As another couple of days ‘monging’ out in Natales after a hard week or so working our arses off, has come and gone, I find myself racking my brain for something to write about for the last 48 hours. I wasted a good few minutes considering basing the next few paragraphs solely on a deathly ice cream parlour that we strayed into that scarily reminded me of an evil butchers that secretly dissect and sell human bodies that have been stolen from the local graveyard. However, I don’t particularly fancy reliving that nightmare, so instead I’m going to write a short section that explains a bit more about estancias and particularly the ones we’ve been too, as I know I didn’t quite understand their role in Chilean society, and seeing as they have been involved heavily in our travels, and I need to hit the hay asap in preparation for the beginning of our next adventure, I think this little paragraph or two fits perfectly.
As far as I know, the word ‘estancia’ translates as farm in english, and on first impressions, the numerous farms we’ve been to have certainly resembled what us Cotswoldians would label as a farm, with livestock dotted about, a strong stench of some kind of animal waste, and often a beautiful farmhouse standing proud in the middle. However, as our trip has gone on, and we have visited, worked in, and stumbled upon more and more estancias, we have quickly come to learn that farming in Chile couldn’t be more different to the British version, despite the main elements that they have in common. The main focus of most of the estancias is livestock, as the unpredictable weather and extreme climates here make it near impossible to grow any crops, as demonstrated by exhibit A which is the Baguales estancia, which struggles to produce anything that could maybe be called grass, let alone anything edible. Unlike British farming, and especially in the Cotswolds, the farmers such as Kevin and Ian, mainly own sheep and lambs, and therefore focus mostly on selling wool and feeding the majority of Natales.
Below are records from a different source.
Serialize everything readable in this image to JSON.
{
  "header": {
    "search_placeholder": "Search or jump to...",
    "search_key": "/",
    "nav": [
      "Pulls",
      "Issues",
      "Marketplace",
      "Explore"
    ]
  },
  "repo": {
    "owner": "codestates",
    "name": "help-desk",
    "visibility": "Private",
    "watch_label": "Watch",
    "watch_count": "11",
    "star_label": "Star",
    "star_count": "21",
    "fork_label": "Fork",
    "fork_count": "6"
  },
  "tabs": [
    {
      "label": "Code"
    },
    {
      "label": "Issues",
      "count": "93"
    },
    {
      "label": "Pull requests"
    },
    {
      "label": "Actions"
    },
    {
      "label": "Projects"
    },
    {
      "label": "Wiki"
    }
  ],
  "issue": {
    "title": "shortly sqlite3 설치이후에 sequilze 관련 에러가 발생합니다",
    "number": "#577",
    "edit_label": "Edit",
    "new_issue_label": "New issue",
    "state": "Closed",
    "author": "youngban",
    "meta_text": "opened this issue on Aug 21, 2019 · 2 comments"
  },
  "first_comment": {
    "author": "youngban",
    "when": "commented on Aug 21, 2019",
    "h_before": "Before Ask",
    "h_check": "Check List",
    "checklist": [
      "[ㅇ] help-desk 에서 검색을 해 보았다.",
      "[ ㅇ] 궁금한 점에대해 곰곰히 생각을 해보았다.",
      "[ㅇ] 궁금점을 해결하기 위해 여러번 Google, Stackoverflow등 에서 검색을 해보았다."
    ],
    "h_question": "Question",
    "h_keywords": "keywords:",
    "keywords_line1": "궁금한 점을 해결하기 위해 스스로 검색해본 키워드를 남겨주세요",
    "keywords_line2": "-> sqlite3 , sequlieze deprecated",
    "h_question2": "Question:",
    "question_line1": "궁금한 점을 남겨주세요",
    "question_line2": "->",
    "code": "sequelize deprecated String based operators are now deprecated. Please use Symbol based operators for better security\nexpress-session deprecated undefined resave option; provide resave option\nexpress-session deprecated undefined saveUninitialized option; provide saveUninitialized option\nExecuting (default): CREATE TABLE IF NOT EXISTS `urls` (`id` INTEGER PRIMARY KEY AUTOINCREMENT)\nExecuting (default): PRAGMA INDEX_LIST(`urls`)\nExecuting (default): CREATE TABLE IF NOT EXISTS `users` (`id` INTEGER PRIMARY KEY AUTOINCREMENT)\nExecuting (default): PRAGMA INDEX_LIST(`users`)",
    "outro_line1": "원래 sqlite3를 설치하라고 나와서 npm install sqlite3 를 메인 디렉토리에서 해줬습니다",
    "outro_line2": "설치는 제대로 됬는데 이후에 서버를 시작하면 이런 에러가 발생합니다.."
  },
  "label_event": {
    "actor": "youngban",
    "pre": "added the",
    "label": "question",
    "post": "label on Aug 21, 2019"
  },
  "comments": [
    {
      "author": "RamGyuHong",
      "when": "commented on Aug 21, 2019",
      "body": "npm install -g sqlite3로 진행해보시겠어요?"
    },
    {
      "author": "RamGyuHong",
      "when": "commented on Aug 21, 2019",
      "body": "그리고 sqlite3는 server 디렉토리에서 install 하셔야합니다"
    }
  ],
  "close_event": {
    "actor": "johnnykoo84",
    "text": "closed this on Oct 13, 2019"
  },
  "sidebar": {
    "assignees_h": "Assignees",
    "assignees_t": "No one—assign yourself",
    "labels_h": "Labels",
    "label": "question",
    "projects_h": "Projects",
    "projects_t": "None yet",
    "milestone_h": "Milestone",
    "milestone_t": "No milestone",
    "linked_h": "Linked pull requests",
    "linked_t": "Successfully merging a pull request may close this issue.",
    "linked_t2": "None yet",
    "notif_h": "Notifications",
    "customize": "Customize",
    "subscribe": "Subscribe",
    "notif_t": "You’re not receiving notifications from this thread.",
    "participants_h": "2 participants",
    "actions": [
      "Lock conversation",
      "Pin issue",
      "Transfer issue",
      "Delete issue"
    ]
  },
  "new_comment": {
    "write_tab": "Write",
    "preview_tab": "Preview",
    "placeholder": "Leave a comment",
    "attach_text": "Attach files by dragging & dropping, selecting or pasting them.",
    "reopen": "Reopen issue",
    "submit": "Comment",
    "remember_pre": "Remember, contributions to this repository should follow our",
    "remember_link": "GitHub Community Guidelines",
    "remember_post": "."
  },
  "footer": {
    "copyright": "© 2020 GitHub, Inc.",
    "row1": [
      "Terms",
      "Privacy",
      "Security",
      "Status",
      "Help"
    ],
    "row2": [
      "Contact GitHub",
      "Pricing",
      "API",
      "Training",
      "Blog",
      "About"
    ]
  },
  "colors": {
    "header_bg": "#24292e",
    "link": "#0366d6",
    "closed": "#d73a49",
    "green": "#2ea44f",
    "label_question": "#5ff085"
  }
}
This business plan means a holy fuck load of sheep are needed, and I believe the Maclean’s own around 5000, which makes transporting them around the place extremely hard, as we have well and truly had engrained into our heads, mouths, hands, and feet over the last month or so. The terrain and geography of Patagonia doesn’t particularly help either, but the transporting of sheep on trucks, boats and lorries is just the norm in this area, and is extremely successful, demonstrated by the title of Kings that have seemed to be forced upon Kevin and Ian. Cattle are also common on the estancias, but I’m glad to say an experience with cows can wait for another day.
The second element of a lot of the estancias in Patagonia is tourism, and this seems to be getting more and more common and sought after by farmers in the area and thousands of people are clearly interested in watching sheep being kept in a field, being herded in a circle, and being roasted on a stick. It doesn’t sound that great when I say it like that, but it really is an incredible experience, and the two Russian billionaires that came to visit La Peninsula when we were there probably thought the same before they flew off in their private jet. Nevertheless, the eco tourism in the area is absolutely flourishing, especially in the horse industry, which we have taken full advantage of by riding at three different estancias, up huge cliffs, along beaches, and around ancient burial grounds. The rise of tourism at the farms also means that if they didn’t before, the now look absolutely impeccable and create a fantastic modern twist on traditional farmhouses and buildings, not that we got to experience this a great deal in our caravan, but we got pretty close.
It’s truly been a major pleasure spending so much time at these wonderful estancias, and I hope my little weary attempt to paint a picture of them for you has helped your understanding and appreciation for them as well. Therefore, the estancias get the shoutout for the last two days and the last two and a half months, it’s just a shame our time in amongst the farms is basically over. I’ll be back for the cows though.
P.S We’re going off the radar for a week again, specifically the depths and darkness of Terra Del Fuego so don’t expect any entertainment from my direction anytime soon!